Throughout his career Hokusai was also a prolific producer of color woodblock prints. He only concerned himself with actor prints and prints of beauties in the early decades of his career. They are entirely absent from his output after c.1800.
In addition to commercially issued prints intended for a mass market, Hokusai designed many prints, known as surimono, on commission for amateur poetry circles and for private individuals. Poems provided the starting point for the imagery of these prints, which were exchanged among friends to mark the New Year and other auspicious occasions. Every refinement of printing and the finest papers and pigments were employed in their production. They rank as luxury goods. Hokusai displayed a particular talent for creating designs that interacted in subtle, witty ways and unexpected with the poems delivered to him.
His most extraordinary achievements in the field of commercial prints all date from the 1830s, when he was in his seventies. In the first of his great late print series, Thirty-six views of Mt Fuji, he made extensive use of Prussian blue. This was a pigment only recently available in Japan at a price that made it possible to employ it in the production of relatively inexpensive color woodblock prints intended for a mass-market. Lack of a stable, malleable blue had long stymied Japanese print designers. The fall in the price of Prussian blue suddenly changed that. Hokusai took advantage of its availability to create landscapes dominated by vast expanses of sea and sky such as had never been seen in Japan before. He followed the Thirty-six views with prints series devoted to famous waterfalls and then the famous bridges of Japan.

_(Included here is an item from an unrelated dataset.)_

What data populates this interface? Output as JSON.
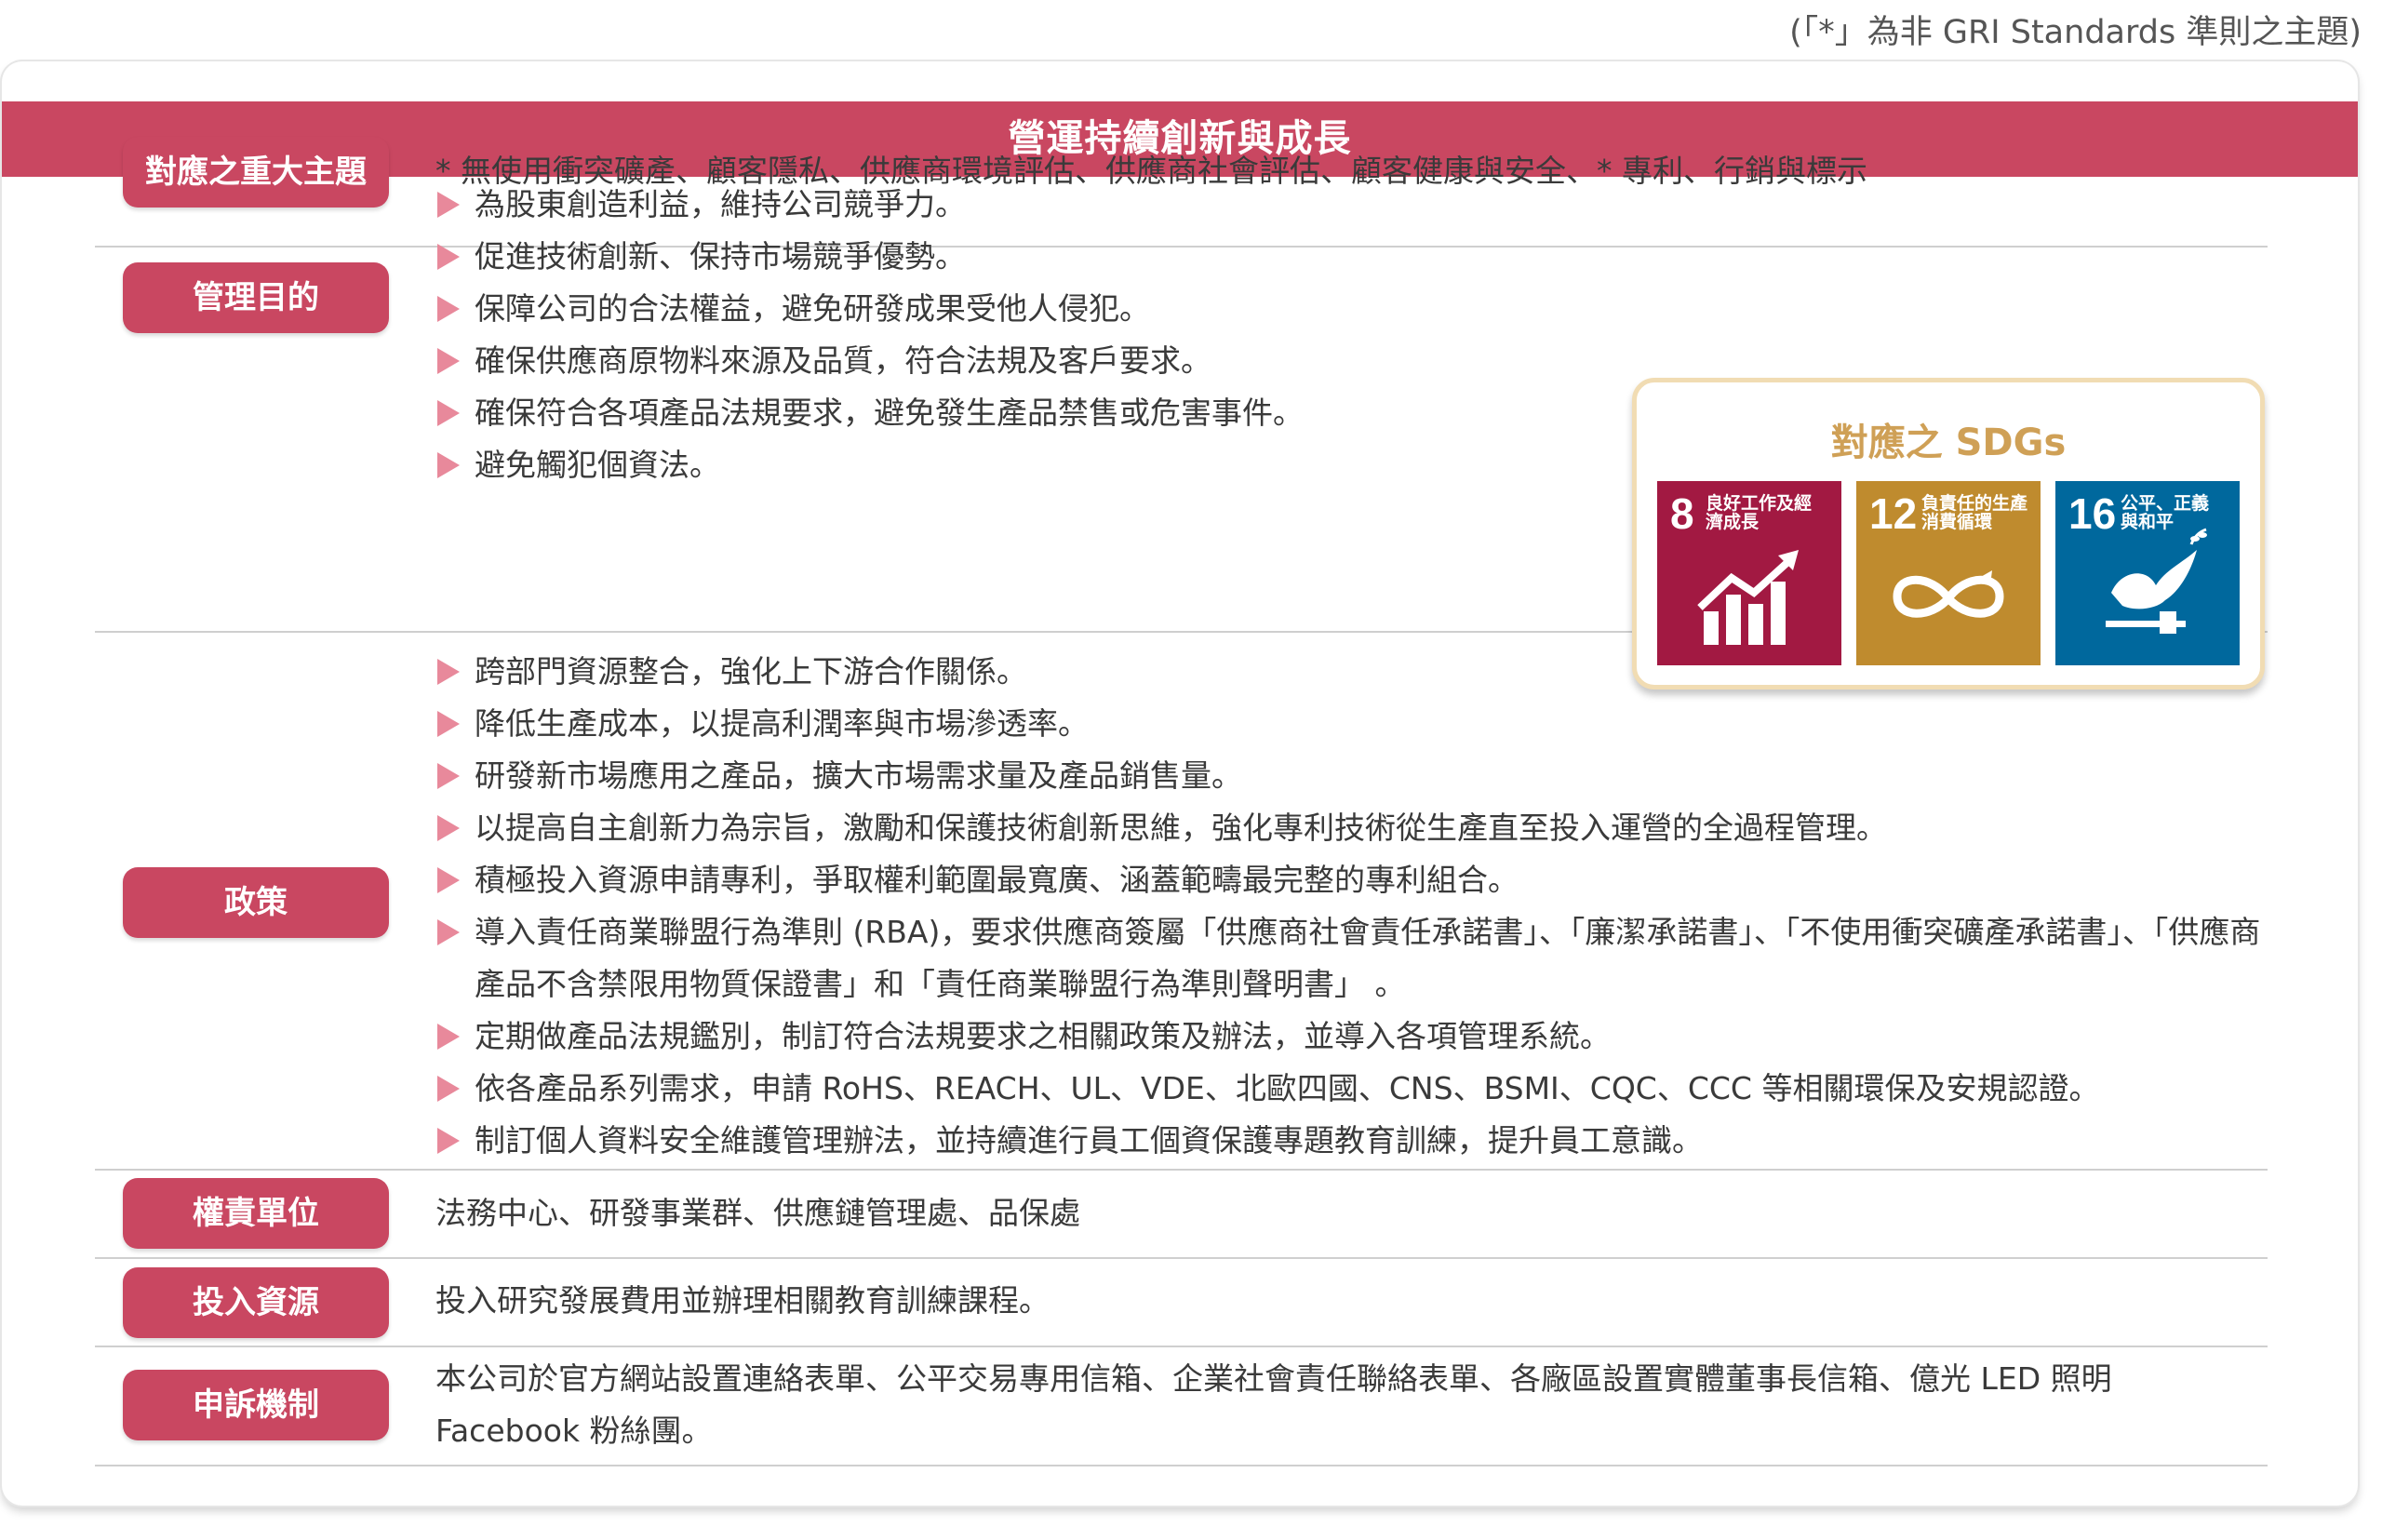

He also turned his hand to prints of birds-and-flowers with remarkable results.
Hokusai was born in 1760 in Edo (present day Tokyo) and spent his entire life based in that city. The constant in Hokusai’s life was his passion for drawing. In middle age he gave himself the art name ‘Man mad about painting’; in his later years he modified it to read ‘Old man mad about painting’. He was an eccentric. He lived in disorder if not outright squalor, changing his rented accommodation 90 times in the course of his 89 years. His youngest daughter, Oei, lived with her father in his last years after divorcing her husband. An artist herself, she assisted him in the completion numerous commissions for paintings and book illustrations. Only in recent years have serious efforts been made to determine the full extent of her contribution to her Hokusai’s oeuvre but no reliable means of distinguishing the work of the daughter from that of the father has yet been established.
In an autobiographical note that appears in his One hundred Views of Fuji’s Peak Hokusai remarks that before his 70th year he had not really produced anything of very great note. In his seventies he had began to grasp the true qualities of living things and the vital energy of the plant world. He expressed the hope that in his nineties he would have succeeded in penetrating into the meaning of things and that at one hundred and ten each dot, each line from his brush would possess a life of its own.
From the first arrival of his books and prints in Europe in the late 1850s Hokusai’s art captivated Western artists, critics, connoisseurs and collectors. This love affair shows no sign of abating.
Ellis Tinios is the author of Japanese Prints: Ukiyo-e in Edo 1700-1900, available now from the British Museum Press.
Miss Hokusai will be released by Anime Ltd as an Ultimate Edition Blu-ray/DVD set as well as on Blu-ray and DVD from 14th November 2016.